+++ Entries shown

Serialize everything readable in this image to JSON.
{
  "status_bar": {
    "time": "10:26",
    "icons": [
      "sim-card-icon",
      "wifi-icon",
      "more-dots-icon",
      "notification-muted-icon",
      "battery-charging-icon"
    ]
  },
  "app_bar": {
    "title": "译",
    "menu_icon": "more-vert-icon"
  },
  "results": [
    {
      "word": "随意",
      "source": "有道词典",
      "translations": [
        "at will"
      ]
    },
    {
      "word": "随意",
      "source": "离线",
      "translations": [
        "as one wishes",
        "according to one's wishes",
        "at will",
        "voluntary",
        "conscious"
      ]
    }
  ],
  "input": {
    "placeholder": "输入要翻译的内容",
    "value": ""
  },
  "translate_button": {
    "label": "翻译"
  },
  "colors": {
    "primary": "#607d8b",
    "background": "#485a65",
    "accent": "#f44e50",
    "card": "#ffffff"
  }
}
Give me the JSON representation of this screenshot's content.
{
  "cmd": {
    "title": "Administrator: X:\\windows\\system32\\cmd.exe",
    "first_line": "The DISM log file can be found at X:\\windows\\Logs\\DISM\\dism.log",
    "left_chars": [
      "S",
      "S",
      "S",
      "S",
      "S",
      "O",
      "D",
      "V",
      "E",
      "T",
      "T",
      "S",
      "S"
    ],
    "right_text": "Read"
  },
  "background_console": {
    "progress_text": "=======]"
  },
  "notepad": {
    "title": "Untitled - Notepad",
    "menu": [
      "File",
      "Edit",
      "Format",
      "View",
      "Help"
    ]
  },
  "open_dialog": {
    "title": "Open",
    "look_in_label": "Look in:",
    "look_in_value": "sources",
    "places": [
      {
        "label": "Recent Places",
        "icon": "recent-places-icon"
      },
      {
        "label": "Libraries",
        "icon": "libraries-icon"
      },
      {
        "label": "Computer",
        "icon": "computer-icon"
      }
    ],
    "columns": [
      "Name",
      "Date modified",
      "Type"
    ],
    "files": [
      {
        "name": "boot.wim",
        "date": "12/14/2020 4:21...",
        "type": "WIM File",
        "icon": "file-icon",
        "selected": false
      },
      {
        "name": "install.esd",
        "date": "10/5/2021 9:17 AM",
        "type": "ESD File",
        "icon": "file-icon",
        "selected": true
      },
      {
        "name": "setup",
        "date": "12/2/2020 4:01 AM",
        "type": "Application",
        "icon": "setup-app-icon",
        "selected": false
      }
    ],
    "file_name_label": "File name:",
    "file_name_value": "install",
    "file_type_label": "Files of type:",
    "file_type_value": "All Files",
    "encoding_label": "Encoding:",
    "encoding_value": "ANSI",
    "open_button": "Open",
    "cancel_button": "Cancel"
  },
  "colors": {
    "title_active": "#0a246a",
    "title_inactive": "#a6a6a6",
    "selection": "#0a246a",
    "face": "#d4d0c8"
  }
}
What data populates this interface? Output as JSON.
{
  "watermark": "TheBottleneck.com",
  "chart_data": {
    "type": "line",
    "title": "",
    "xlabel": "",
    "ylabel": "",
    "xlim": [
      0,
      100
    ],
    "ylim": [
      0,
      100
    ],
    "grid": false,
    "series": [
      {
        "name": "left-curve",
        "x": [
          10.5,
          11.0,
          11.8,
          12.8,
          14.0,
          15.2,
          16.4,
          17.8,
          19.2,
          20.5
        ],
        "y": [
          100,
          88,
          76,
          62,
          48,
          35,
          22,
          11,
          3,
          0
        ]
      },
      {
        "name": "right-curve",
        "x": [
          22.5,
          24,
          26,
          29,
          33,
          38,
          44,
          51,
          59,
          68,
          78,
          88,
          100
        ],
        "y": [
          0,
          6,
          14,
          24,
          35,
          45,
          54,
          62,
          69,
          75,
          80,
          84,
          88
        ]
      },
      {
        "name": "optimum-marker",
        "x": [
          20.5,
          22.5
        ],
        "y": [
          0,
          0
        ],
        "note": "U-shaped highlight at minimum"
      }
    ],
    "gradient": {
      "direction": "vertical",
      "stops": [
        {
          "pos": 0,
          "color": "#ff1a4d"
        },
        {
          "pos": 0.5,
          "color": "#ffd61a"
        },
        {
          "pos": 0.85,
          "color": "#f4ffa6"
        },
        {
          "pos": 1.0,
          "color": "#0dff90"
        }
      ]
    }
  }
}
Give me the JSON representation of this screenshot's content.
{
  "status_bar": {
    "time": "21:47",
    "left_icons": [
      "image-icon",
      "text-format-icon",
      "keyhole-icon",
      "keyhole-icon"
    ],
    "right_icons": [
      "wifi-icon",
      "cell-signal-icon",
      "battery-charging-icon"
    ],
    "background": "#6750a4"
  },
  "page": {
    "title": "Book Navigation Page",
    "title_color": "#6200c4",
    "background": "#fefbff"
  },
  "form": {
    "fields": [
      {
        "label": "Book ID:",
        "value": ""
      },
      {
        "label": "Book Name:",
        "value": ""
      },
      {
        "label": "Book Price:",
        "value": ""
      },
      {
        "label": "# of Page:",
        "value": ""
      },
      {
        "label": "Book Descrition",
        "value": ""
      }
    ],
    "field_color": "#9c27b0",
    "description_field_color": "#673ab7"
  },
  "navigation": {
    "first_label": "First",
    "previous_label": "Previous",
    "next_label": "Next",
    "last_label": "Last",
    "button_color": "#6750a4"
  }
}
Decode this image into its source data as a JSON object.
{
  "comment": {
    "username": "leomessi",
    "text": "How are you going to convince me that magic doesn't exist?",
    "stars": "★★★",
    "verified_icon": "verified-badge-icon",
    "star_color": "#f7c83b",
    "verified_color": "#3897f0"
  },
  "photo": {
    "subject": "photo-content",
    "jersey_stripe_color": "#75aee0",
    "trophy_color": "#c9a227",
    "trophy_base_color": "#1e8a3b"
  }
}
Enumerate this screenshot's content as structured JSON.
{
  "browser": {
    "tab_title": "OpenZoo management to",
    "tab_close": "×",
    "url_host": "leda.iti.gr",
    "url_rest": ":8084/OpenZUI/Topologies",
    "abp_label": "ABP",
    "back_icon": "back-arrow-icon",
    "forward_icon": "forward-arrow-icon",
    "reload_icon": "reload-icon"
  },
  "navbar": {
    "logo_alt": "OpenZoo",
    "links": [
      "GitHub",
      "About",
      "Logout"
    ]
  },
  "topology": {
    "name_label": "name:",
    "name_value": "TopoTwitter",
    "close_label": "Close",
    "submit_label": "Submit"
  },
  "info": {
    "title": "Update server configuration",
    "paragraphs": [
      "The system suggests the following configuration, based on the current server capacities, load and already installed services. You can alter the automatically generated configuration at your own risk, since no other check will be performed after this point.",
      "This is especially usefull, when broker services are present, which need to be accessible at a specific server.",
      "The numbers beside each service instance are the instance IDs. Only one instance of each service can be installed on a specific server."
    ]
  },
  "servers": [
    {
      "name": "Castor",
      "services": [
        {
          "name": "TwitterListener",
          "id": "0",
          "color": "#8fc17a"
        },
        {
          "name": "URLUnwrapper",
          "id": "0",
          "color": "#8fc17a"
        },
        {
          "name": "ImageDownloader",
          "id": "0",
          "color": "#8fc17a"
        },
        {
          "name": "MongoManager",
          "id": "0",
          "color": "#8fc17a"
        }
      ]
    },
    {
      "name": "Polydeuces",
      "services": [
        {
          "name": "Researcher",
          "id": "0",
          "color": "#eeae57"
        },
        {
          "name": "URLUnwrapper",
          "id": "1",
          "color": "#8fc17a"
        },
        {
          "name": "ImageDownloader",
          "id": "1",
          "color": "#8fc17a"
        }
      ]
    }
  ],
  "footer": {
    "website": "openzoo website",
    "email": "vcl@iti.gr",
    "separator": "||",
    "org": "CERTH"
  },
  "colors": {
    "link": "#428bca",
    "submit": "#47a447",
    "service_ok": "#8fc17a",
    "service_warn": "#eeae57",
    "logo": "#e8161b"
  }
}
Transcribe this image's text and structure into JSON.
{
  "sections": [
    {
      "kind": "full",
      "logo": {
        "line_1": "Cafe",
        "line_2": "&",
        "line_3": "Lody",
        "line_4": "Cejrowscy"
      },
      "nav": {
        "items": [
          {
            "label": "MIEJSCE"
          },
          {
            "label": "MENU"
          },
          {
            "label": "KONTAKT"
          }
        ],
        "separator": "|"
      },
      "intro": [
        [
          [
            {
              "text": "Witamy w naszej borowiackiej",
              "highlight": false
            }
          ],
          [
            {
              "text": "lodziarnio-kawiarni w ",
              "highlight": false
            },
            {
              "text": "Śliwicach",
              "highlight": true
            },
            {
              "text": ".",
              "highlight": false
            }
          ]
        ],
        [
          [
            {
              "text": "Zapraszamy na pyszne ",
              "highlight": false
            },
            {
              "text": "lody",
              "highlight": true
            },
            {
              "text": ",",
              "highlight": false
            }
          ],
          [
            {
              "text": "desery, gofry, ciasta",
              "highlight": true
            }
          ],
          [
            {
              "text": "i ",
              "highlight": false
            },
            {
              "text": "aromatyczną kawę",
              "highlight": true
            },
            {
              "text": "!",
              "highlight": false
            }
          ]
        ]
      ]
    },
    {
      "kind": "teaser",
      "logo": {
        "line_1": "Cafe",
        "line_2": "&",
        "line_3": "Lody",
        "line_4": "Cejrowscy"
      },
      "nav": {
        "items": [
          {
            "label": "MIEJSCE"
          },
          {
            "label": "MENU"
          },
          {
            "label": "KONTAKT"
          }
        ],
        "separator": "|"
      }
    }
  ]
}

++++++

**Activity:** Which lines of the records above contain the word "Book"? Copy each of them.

**Expected answer:**
    "title": "Book Navigation Page",
        "label": "Book ID:",
        "label": "Book Name:",
        "label": "Book Price:",
        "label": "Book Descrition",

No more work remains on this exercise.